All of my books have emerged from my own practical experiences helping companies go green and Green Jujitsu had an interesting evolution as the techniques developed out of my need to develop effective consultancy techniques.
When I first set up Terra Infirma, I had a contract with Envirowise, a Government funded scheme to provide waste minimisation visits to businesses. Each time I was assigned to a company the encounter would unfold as follows. I would turn up, ask for a description of the business process, and do a walkover audit of that process, tracking waste arisings back to source, asking awkward questions and making notes on my clipboard. At some point the environmental manager who had called me in would say “I can’t answer that – we’ll have to go and ask the operations manager.” The subsequent meeting would be painfully frosty with the operations manager on the defensive and I would be quickly shuffled along my way. After the visit I would write them a short report with some quick-win style recommendations. From the response and informal feedback from bumping into people later, the vast majority of these were glanced over and filed in the “someday” file.
Now while I was being paid to do this, I hate wasting my time on pointless tasks. I realised that my problem was that I was effectively telling people that they were running their businesses or operations badly and that criticism made them very uncomfortable. And no matter how much I developed my diplomacy, that fundamental fact was undermining my effectiveness as a consultant – which is to help the client.
The Envirowise scheme allowed no flexibility in how support was delivered (one of my gripes against such schemes) so in other contracts I started introducing more participation into my approach – encouraging the client to collaborate in the solution generation process. This had all sorts of benefits, most notably the solutions were better as they used the latent intellectual capital of the company and they got automatic buy-in from those involved as they already owned the solution. But as a side effect, the people I was working with got really into sustainability – they found it a challenge, interesting and fun.
So when I started getting asked to help engage employees in sustainability, I developed the collaboration technique and saw it become more and more effective. Simultaneously I developed an irrational hatred for eco-clichés such as hands cradling a sapling and it dawned on me that most engagement techniques were formulated from that pious tree-hugging point of view. And they didn’t work – or I wouldn’t be getting so many clients!

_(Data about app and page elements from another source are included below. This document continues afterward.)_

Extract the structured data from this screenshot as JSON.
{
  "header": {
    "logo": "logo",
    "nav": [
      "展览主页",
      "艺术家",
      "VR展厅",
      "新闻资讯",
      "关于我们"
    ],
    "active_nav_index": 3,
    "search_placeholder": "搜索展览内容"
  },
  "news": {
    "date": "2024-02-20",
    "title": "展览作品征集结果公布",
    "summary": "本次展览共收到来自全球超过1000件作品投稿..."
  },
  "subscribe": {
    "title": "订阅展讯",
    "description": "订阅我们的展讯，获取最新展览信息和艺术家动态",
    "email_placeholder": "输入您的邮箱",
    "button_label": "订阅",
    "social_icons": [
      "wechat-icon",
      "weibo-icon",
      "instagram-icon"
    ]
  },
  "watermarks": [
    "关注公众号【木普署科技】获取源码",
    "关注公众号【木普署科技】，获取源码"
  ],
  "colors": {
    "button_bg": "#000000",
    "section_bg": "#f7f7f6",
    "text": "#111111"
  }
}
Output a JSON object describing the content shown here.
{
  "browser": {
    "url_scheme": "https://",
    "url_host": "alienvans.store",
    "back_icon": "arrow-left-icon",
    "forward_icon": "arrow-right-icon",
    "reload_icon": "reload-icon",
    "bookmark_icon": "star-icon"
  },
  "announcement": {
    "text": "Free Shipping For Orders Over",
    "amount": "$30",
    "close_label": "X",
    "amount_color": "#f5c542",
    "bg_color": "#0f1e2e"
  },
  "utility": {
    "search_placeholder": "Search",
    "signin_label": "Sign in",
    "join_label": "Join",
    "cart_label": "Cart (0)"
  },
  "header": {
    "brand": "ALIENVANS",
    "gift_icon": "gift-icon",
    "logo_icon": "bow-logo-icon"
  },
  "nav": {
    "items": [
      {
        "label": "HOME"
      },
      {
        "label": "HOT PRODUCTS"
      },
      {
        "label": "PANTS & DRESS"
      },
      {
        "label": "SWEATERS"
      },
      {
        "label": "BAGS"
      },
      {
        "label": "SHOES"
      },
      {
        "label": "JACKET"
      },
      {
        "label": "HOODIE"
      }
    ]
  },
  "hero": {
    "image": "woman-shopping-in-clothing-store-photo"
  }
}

A third big influence was the generalist culture change book ‘Switch’ whose three part elephant model I adopted as a framework as it dovetailed neatly with the jujitsu thinking.
So, the Green Jujitsu techniques were forged in the heat of battle, first gaining the buy-in of clients and then the buy-in of clients’ employees. I know I say this about all my books, but I know these techniques work because I’ve used them in practice – and my clients keep asking me back for more.
By the way – I’m holding a free webinar to share the fundamentals of the book on 12 October 2012 at 3:30pm BST – sign up here.